_Given records_
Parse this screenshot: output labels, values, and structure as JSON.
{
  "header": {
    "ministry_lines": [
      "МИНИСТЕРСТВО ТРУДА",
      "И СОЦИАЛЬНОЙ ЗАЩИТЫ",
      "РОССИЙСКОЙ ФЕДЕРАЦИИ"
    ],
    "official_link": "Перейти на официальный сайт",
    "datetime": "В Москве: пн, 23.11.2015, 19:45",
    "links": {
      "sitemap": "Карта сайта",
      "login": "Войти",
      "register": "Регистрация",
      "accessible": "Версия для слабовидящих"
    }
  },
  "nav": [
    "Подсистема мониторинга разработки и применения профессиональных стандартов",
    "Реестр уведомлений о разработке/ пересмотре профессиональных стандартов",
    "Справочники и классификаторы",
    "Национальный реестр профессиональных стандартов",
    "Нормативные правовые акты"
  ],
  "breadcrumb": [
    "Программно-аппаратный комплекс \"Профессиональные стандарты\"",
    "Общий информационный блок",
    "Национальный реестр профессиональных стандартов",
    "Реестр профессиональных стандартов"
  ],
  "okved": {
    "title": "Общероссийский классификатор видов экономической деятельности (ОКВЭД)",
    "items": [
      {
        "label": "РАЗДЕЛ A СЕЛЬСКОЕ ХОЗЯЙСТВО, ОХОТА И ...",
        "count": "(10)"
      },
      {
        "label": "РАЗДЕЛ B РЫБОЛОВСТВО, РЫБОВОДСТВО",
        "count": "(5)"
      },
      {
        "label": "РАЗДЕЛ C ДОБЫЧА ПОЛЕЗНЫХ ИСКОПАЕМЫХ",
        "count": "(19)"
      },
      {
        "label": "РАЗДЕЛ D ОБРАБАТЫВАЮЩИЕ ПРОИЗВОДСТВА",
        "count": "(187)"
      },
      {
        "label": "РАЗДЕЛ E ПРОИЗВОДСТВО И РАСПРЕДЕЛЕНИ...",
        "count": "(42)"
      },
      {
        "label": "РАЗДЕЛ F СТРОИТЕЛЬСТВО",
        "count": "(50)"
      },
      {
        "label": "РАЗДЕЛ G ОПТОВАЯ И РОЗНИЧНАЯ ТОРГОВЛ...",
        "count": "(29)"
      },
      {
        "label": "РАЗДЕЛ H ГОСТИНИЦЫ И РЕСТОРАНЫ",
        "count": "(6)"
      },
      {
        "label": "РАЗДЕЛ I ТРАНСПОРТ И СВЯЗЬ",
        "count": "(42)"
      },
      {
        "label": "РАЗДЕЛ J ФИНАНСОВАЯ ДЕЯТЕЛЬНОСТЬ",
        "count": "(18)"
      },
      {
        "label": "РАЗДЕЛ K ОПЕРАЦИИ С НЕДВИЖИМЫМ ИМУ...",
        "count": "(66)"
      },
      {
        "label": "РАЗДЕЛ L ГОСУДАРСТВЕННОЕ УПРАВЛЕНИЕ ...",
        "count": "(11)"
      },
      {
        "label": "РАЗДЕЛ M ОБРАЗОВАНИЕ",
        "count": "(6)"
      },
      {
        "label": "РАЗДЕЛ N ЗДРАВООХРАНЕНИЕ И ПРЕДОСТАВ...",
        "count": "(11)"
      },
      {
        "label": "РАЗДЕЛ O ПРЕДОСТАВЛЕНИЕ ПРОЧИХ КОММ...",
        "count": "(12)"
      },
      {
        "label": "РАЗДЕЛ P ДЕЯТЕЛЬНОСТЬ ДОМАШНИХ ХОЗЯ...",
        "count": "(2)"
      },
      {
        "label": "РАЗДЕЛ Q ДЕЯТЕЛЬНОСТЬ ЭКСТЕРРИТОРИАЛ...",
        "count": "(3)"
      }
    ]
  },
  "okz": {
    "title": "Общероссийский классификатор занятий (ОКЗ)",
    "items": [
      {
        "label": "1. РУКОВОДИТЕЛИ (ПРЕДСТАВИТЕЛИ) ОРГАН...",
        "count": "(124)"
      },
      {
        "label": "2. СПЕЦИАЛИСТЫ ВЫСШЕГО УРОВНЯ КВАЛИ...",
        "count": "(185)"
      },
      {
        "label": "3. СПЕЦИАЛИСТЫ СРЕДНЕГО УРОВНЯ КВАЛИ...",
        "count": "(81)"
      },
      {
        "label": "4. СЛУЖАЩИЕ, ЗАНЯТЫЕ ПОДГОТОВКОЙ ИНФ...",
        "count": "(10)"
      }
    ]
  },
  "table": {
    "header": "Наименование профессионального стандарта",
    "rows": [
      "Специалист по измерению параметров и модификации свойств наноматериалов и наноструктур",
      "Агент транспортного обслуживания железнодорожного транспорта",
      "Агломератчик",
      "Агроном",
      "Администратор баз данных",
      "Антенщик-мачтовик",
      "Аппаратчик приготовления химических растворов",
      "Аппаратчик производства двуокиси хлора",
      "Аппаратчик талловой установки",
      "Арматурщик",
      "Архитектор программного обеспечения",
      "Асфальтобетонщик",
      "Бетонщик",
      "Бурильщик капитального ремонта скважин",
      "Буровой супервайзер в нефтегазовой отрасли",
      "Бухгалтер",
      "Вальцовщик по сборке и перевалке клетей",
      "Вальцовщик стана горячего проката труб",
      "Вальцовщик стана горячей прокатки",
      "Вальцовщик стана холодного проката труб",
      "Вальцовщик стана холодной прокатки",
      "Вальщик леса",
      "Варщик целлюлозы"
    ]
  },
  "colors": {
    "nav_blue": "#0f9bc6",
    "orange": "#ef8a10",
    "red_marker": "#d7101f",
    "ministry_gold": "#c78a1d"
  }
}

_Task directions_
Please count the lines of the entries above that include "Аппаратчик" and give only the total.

_Result_
3